Seated at one of the tables in the back corner was a young girl flanked on either side by who I assumed were her mother and father. The first round of the night was going to be a San Juan Worm tied with a blindfold on. I watched the girl’s face as her parents helped her get the vise and blindfold set. Her eyes were bright with excitement and her expression determined and confident. Once the instruction to start was given I watched the girl quickly and aptly spin up the worm. The kid knew her away around a vise.
Photo courtesy American Museum of Fly Fishing
While the first round of flies were being judged I went over and introduced myself and asked if I could talk with them after the next round about the event for this piece. They happily agreed and then put on game faces for the next fly of the night, a Wooly Bugger. Nell twisted a great looking Bugger with ease.

While the Wooly Buggers were being judged I talked with Nell and her parents, Kim and Reid Bryant of Dorset, Vermont. I learned that Nell is nine, went fishing for the first time at age two and began learning to cast when she was four. About this time I recognized Kim from an article by Kristyn Brady in Field & Stream entitled “The Real Fly Girls” and from the Women’s Fly Fishing Showcase held recently at The Fly Fishing Show in Somerset, New Jersey. Kim is a New York guide, a fly fishing instructor for Orvis, does some affiliate guiding on Vermont and Massachusetts water and has fished and hosted travel trips in the US and abroad for a multitude of species in fresh and saltwater. Nell’s skills at the vise have obviously been learned at home.

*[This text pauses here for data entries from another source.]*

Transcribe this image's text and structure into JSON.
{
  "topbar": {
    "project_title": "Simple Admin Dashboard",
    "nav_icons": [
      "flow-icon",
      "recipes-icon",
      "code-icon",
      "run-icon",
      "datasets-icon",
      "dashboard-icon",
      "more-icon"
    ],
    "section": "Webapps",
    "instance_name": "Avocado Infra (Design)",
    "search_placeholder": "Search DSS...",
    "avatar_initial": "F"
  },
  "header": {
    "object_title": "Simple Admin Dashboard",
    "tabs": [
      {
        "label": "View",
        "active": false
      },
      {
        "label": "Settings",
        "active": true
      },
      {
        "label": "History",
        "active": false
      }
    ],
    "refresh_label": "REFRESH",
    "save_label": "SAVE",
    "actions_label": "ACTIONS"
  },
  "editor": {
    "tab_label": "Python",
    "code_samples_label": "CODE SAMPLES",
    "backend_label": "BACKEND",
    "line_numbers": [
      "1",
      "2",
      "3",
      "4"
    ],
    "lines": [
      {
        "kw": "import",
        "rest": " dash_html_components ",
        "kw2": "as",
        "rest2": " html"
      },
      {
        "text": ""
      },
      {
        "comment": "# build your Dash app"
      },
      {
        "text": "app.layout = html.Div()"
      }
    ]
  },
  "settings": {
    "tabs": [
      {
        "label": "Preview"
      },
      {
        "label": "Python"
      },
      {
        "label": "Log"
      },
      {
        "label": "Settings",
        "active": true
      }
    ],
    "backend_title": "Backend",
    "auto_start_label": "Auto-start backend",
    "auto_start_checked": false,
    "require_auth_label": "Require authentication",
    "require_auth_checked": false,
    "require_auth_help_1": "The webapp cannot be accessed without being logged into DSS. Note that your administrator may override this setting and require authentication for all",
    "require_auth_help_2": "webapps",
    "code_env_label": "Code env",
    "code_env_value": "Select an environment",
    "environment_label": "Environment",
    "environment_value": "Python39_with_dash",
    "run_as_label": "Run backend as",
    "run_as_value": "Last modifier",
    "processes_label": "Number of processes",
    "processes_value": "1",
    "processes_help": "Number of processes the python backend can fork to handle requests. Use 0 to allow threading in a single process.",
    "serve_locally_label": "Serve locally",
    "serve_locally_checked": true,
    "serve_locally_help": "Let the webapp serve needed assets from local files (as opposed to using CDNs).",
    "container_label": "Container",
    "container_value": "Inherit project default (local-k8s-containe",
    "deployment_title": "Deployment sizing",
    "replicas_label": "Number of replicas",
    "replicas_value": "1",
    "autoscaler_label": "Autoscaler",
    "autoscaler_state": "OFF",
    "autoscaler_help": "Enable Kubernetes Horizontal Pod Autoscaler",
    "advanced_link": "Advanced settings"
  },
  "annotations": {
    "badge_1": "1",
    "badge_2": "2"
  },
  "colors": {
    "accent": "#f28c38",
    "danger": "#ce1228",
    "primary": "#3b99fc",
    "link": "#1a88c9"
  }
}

As Nell prepared for the final round of Iron Fly I asked her what her favorite part of fly tying is. Her answer was the same as my daughter’s; the colors. I had time for one more question before the winners of Round 2 were announced. I asked her if she had any favorite fly patterns or if she liked to tie freestyle with whatever she felt like tying. Without hesitation her answer was, “Freestyle. Definitely.”
Photo by Mud Dog Saltwater Flies
The winners of Round 2 were announced after some deliberation. In a room of older people, some who are guides, some who tie commercially and many with more years of tying under their thread, Nell’s Wooly Bugger took second place. The smile on her face was out shined only by those on the faces of her parents.
Photo courtesy of American Museum of Fly Fishing
The final round was right in Nell’s wheelhouse. A mixed bag of materials and no specific pattern…total freestyle.

She totally freestyled it.
Photo by Mud Dog Saltwater Flies
I’d fish that.

History and tradition. Being made, taught, learned and lived.
Keep at it, Nell!

Bob's Diner, Manchester, VT
28 February 2016